WORK ORDER: In the listing below, find each line that holds the string "description" and copy it.
━━━━━ DATA SHOWN
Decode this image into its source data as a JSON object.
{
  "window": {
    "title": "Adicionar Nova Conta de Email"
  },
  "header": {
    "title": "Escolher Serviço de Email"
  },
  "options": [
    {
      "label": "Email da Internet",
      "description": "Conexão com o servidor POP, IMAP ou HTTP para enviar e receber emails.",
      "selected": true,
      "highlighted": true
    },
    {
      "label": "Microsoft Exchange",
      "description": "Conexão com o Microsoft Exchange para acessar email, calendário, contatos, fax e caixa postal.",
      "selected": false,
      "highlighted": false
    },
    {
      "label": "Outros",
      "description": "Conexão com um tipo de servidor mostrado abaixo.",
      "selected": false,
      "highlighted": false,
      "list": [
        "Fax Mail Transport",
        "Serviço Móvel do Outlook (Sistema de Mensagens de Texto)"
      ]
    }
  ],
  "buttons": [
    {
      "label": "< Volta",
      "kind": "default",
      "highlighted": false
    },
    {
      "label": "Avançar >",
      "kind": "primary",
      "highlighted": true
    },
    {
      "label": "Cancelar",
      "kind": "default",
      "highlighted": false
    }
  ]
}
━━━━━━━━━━
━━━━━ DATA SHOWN
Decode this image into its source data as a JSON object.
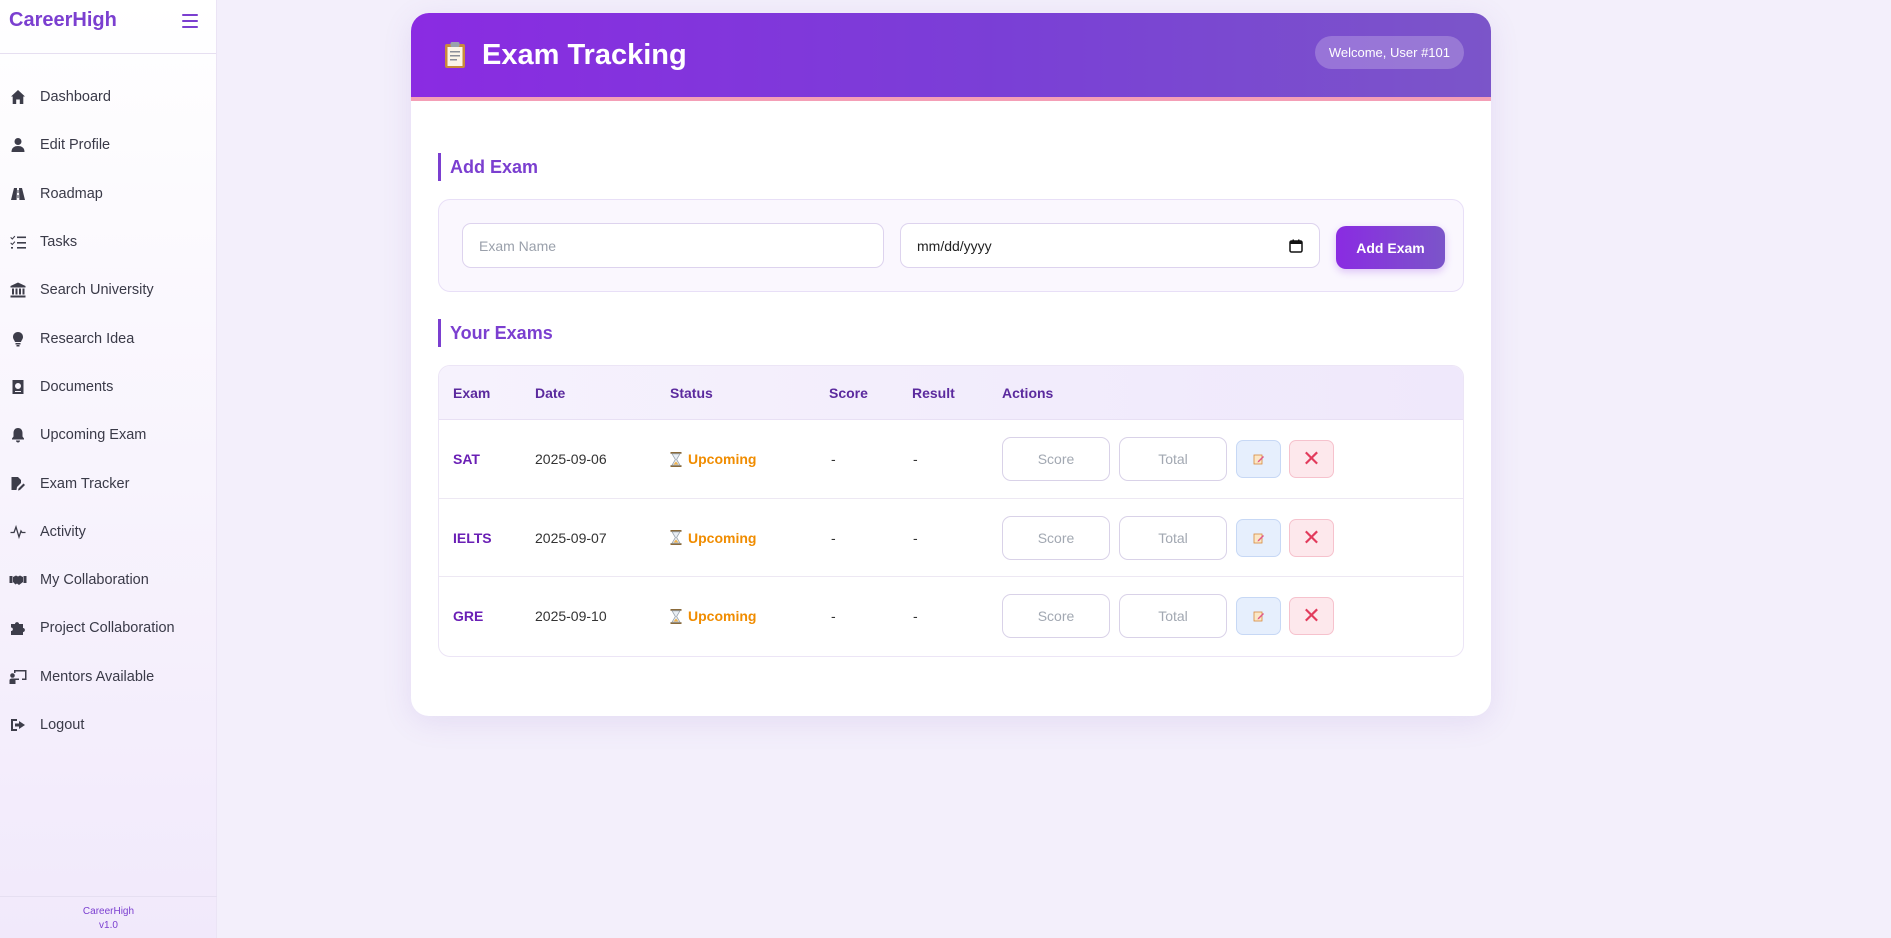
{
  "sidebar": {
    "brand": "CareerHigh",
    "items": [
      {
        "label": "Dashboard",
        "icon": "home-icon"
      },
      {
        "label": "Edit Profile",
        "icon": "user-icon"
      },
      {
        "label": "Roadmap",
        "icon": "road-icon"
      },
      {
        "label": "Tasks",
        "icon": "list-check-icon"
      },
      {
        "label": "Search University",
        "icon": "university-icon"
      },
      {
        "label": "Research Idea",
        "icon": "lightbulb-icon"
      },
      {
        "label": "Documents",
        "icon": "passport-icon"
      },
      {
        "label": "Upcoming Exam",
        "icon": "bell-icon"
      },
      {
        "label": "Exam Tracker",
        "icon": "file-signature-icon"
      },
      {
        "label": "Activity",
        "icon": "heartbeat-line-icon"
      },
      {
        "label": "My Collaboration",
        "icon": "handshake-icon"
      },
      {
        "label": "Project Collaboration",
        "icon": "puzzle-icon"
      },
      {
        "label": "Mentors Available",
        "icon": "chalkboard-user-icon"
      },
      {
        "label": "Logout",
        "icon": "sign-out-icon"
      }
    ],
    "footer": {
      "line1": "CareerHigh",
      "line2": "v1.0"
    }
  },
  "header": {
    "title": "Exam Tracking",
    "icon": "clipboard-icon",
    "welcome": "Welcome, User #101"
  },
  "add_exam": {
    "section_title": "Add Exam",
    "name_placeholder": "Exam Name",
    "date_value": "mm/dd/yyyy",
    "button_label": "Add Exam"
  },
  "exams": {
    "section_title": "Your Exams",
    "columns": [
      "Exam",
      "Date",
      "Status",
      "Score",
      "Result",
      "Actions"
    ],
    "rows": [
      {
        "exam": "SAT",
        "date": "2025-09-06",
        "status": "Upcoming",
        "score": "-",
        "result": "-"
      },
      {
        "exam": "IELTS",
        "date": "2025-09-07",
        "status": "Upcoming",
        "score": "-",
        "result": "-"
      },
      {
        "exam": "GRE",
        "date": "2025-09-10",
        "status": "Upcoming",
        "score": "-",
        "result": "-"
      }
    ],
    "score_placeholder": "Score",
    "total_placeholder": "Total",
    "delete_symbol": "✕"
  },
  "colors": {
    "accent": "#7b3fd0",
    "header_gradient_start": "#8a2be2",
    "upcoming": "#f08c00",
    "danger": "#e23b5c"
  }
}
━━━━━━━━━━
EXERCISE RESULT:
      "description": "Conexão com o servidor POP, IMAP ou HTTP para enviar e receber emails.",
      "description": "Conexão com o Microsoft Exchange para acessar email, calendário, contatos, fax e caixa postal.",
      "description": "Conexão com um tipo de servidor mostrado abaixo.",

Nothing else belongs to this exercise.